Jan Freeman has a good article explaining that adverbs (e.g. "Think different") aren't turning into adjectives as a result of losing their -ly suffix; many aren't even really losing their -ly endings. They're simply reverting to (or continuing) their prior -lyless life as "flat" (or uninflected) adverbs.
In explaining that adverbs come in many guises, Freeman gives a few examples: soon, indubitably, almost, down, Sunday. It's only here where I would disagree. As the Cambridge Grammar of the English Language explains, there are good reasons for saying that two of these words are not like the others; two of these words just don't belong. Instead down should be in the preposition camp, while Sunday should go with its fellow nouns.
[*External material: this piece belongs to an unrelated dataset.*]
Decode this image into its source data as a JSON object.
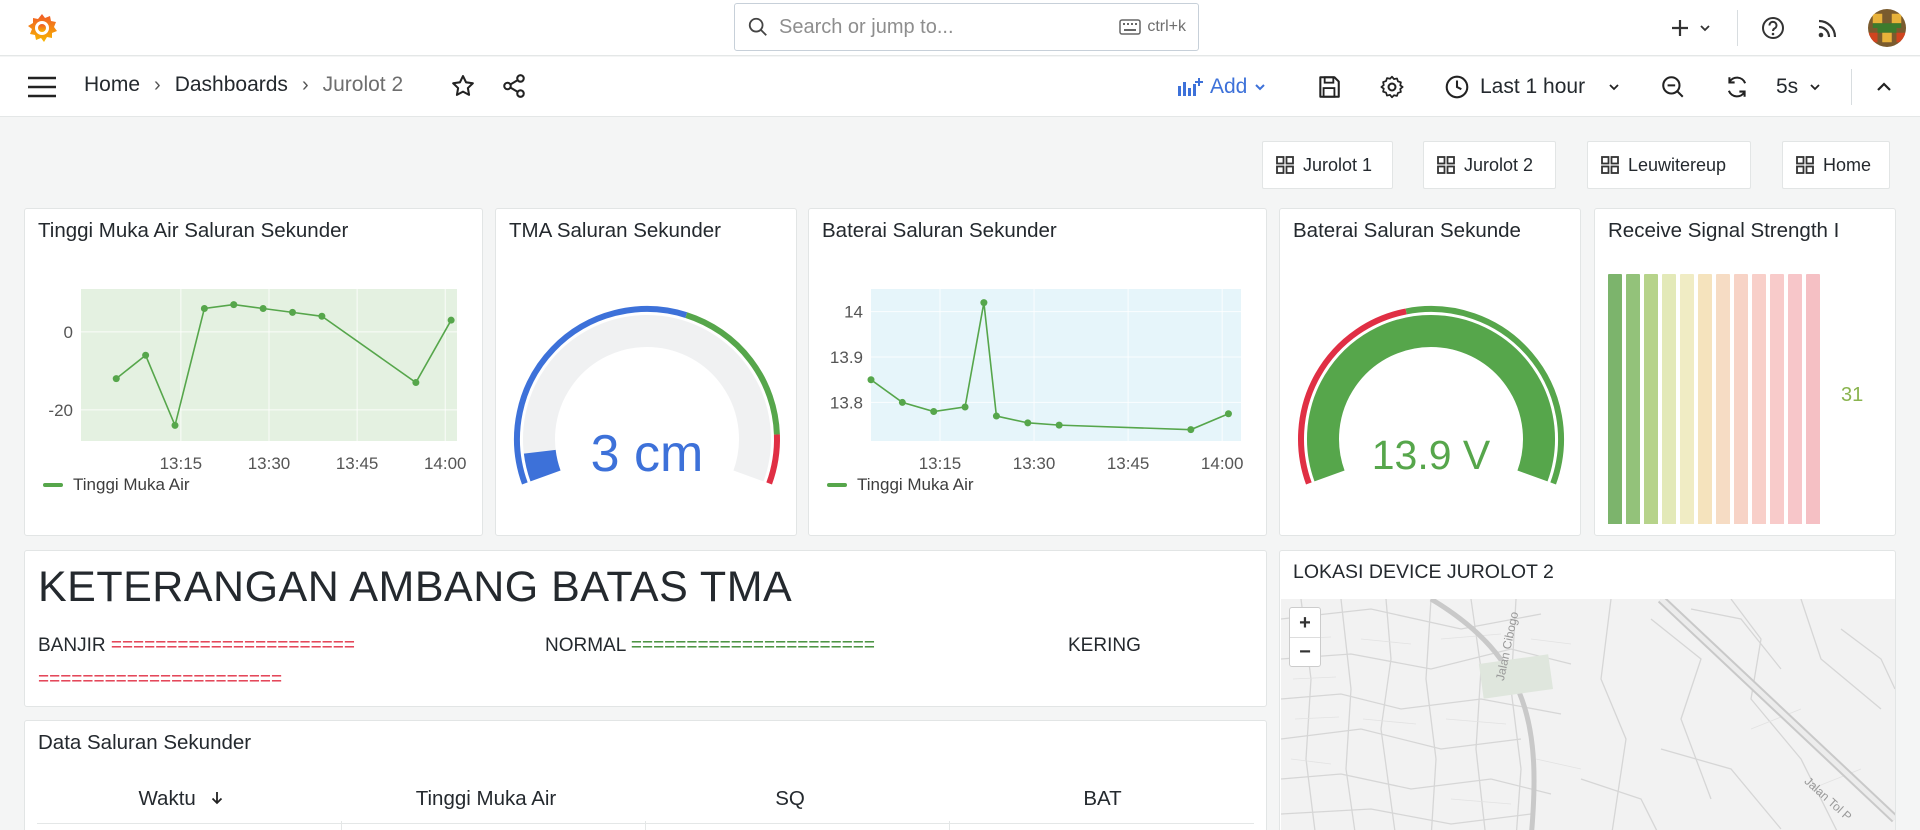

The CGEL sets out a framework in which words generally belong to a given word class but may have a variety of functions in phrase and clause structure (an approach that is widely used in linguistics). Under such a framework, nouns do not become adjectives simply because they are modifying other nouns (e.g., world war, interest rates, subject area), nor do they become adverbs simply by virtue of the fact that they tell us when something happened (e.g., We have a soccer game Sunday at 2:00 [a common usage in North American English]). In the first case, we have a noun functioning as a modifier. In the second, it is functioning as a temporal adjunct. In other words, Sunday is never an adverb, even in the above example.
The argument for down as a preposition, never an adverb, is somewhat different. In English, words in most classes come in flavours that require a complement and those that don't. Transitive verbs take an object (internal complement), intransitives don't. Adjectives may license prepositional complements (e.g., He's interested in...), or not (e.g., He's tall). Among all the word classes, prepositions alone have traditionally been bumped into another class simply based on the complements that they allow. That is, prepositions licensing noun phrase complements (e.g., She stood before the door) are held to be the one true race of prepositions, while those licensing clausal complements (e.g., She stood before she walked) sublimate into "conjunctions" and the poor buggers with no complement at all (e.g., She had stood before) get assigned to the adverb ghetto.
This is quite unfair and there's no real justification for it; the definition of preposition that has it always followed by a noun is simply begging the question. Far from being the monogamists they've been protrayed as, prepositions are more like grammatical sluts, going out with everything from other prepositions (e.g., out from under...) and adjectives (e.g., on high, for free), to adverbs (e.g., until recently) and interrogative clauses (e.g., we can't agree on whether to have children or not).
In the end, regardless of how classily it conducts itself or who it's hanging with, down is a preposition is a preposition is a preposition.